• The Wildcats are the nation’s best in non-offensive touchdowns over the last 15-plus seasons as they have 97 since 1999.
• Since 1990, K-State is 53-16 when scoring on special teams and 19-1 when scoring on special teams and defense, including a 17-0 mark under Bill Snyder.
• Tyler Lockett had a 58-yard punt return for a score against UTEP last season, which was the first non-offensive score for the Cats in 2014 and also Lockett’s first career punt return score.
• Danzel McDaniel added a pick-six at Oklahoma for the Cats’ second non-offensive score of the year, while Morgan Burns returned a kickoff 86 yards vs. Oklahoma State and opened the 2015 season with a 100-yard kick return.

• Kansas State has returned a kickoff for a touchdown in each of the last 11 seasons, which is the longest streak in the nation, following Morgan Burns’ 100-yard return in the season opener.
• Auburn is second on the list by doing so six-straight seasons, while Northern Illinois and Florida are tied for third with five apiece.
• Burns kept the streak alive last year with an 86-yard return score against Oklahoma State.
• Since head coach Bill Snyder’s return in 2009, K-State has returned 13 kickoffs for touchdowns as opposed to only four in his first tenure, which lasted 17 years.

• Senior Morgan Burns had to replace a consensus All-American in Tyler Lockett, but he made quick work by returning the season-opening kickoff 100 yards for a score.
• It was believed to be the first time K-State returned the first kickoff of the season for a touchdown and the first to start any game since Justin McKinney went 88 yards against Florida Atlantic in 2006.
• Burns is now tied for third in school history in kickoff-return touchdowns with two, while his return against South Dakota was the fifth 100-yard return in school history.
• With a 27.3-yard average over 31 career returns, Burns ranks fourth in school history in kickoff-return average.
• Additionally, Burns has 847 career kickoff return yards to rank ninth in school history, just 69 yards away from eighth and 74 yards away from seventh.

• K-State not only lost the services of one of the best receivers and kickoff returners in the country in Tyler Lockett, but the Wildcats also lost the nation’s leading punt-return man with a 19.1-yard average and a pair of touchdowns.
• First in line to try to replicate Lockett’s 2014 season is redshirt freshman Dominique Heath, who dazzled in the 2015 spring game to the tune of 350 total return yards.
• His work in the spring game brought him national attention as he was named a Preseason All-Big 12 returner by Phil Steele.

• K-State has ranked in the top 20 nationally in blocked kicks three of the last four seasons, including the 2013 campaign when the Wildcats led the nation with five.
• Since head coach Bill Snyder’s return in 2009, the Wildcats have averaged 3.3 blocked kicks per year (not counting 2015), recording at least three blocks in five of those six seasons.
• Jordan Willis blocked an Oklahoma State extra point last week, while Travis Britz has five blocked kicks – including a national-leading four in 2013 – over the last two seasons to tie the school’s career record.
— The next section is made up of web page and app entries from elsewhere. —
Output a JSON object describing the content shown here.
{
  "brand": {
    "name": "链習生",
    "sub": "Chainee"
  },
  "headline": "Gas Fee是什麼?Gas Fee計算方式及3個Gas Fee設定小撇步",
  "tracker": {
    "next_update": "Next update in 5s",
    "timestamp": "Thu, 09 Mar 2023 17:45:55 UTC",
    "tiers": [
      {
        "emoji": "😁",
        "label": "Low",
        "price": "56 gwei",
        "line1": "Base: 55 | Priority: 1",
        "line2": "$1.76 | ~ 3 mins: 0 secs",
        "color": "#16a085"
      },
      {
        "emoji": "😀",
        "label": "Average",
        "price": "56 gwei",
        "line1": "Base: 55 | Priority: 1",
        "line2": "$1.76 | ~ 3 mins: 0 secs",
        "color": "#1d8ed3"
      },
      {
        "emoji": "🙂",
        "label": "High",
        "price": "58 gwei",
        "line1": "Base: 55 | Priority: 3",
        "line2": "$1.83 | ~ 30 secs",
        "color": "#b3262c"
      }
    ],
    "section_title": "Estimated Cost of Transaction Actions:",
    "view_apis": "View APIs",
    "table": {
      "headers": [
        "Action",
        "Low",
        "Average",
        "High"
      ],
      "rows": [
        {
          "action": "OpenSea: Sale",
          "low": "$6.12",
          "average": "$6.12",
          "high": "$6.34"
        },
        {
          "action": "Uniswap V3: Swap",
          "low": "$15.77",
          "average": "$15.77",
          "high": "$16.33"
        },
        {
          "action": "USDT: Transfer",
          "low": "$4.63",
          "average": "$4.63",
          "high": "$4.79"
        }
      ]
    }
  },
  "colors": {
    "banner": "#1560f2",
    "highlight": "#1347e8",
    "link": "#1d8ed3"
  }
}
He is tied with Raphael Guidry, who had five in 2011 alone.
• Britz’s lone blocked kick last year was a big one when he got his hands on a fourth-quarter PAT at No. 11 Oklahoma, which helped K-State earn a 31-30 victory.
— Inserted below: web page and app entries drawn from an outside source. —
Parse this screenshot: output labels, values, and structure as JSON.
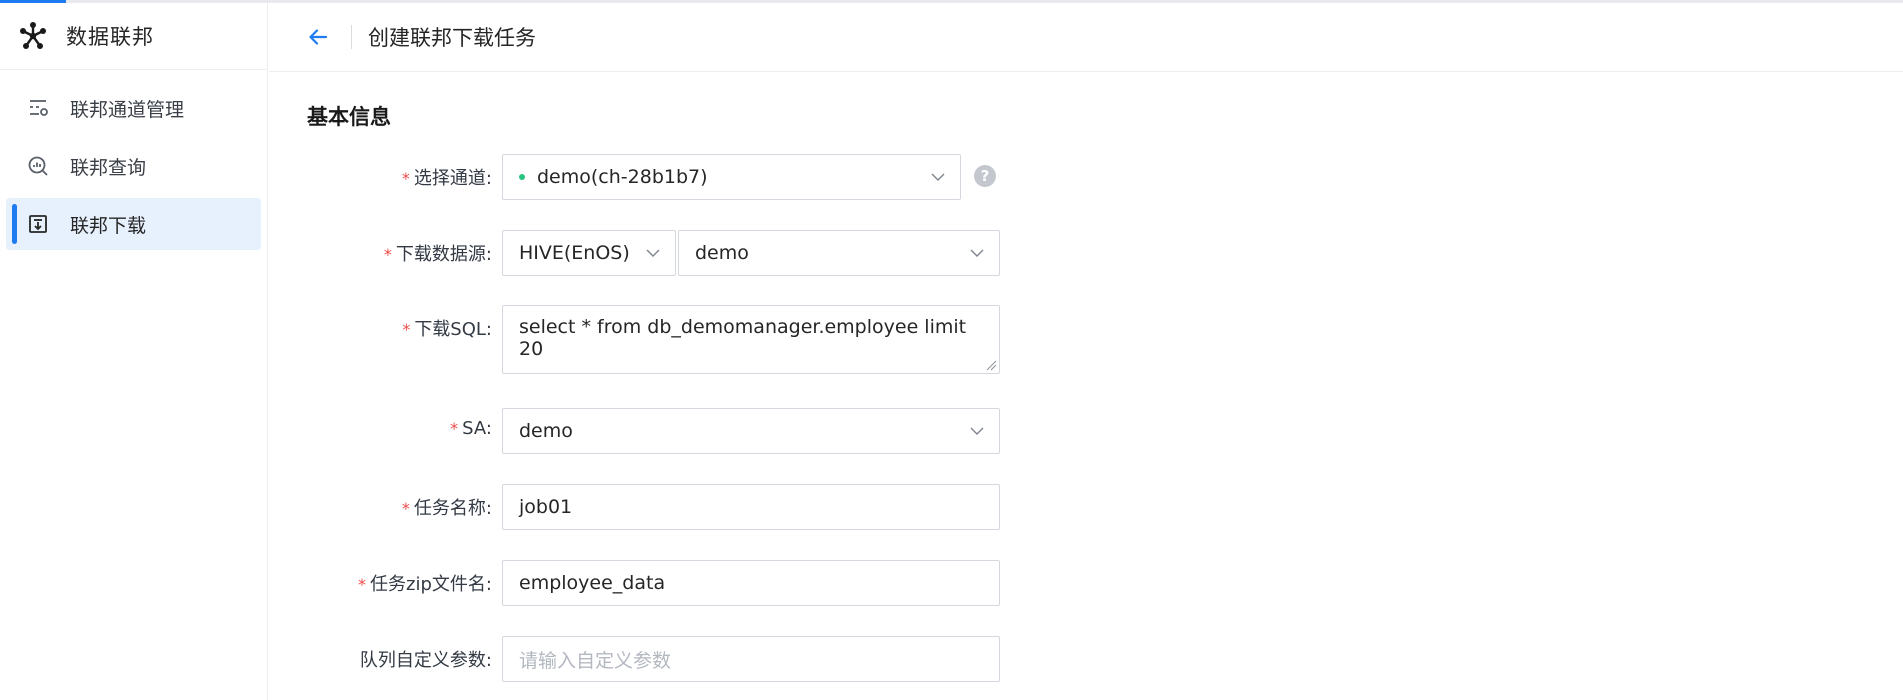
{
  "app": {
    "title": "数据联邦"
  },
  "sidebar": {
    "items": [
      {
        "label": "联邦通道管理",
        "icon": "channel-manage-icon"
      },
      {
        "label": "联邦查询",
        "icon": "query-search-icon"
      },
      {
        "label": "联邦下载",
        "icon": "download-icon",
        "active": true
      }
    ]
  },
  "header": {
    "title": "创建联邦下载任务",
    "back_icon": "arrow-left-icon"
  },
  "form": {
    "section_title": "基本信息",
    "required_mark": "*",
    "channel": {
      "label": "选择通道:",
      "value": "demo(ch-28b1b7)",
      "status_color": "#29c27f"
    },
    "datasource": {
      "label": "下载数据源:",
      "type_value": "HIVE(EnOS)",
      "source_value": "demo"
    },
    "sql": {
      "label": "下载SQL:",
      "value": "select * from db_demomanager.employee limit 20"
    },
    "sa": {
      "label": "SA:",
      "value": "demo"
    },
    "task_name": {
      "label": "任务名称:",
      "value": "job01"
    },
    "zip_name": {
      "label": "任务zip文件名:",
      "value": "employee_data"
    },
    "queue_params": {
      "label": "队列自定义参数:",
      "placeholder": "请输入自定义参数"
    }
  },
  "colors": {
    "accent": "#1f7bf0",
    "required": "#f04a4a",
    "active_bg": "#e7f1fe"
  }
}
• Over the last two seasons, Kansas State has been fortunate to have a pair of dependable place kickers in Jack Cantele and Matthew McCrane, who are the only set of active teammates in the nation to have 20 or more career field goals.
• McCrane took over for Cantele during the fourth game of the 2014 season and went on to make 18-of-19 (.947) field goals to lead the nation in field goal percentage.
• McCrane went down with an injury at UTSA, so enter Cantele, who has been true 9-of-11 field goals, including four big kicks against Louisiana Tech en route to Big 12 Special Teams Player of the Week and Lou Groza Award Star of the week honors.
• Cantele’s field goals came from distances of 33, 38, 20 and 44 yards, the latter coming in a “must-make” situation to send the game to a third overtime where the Wildcats eventually won.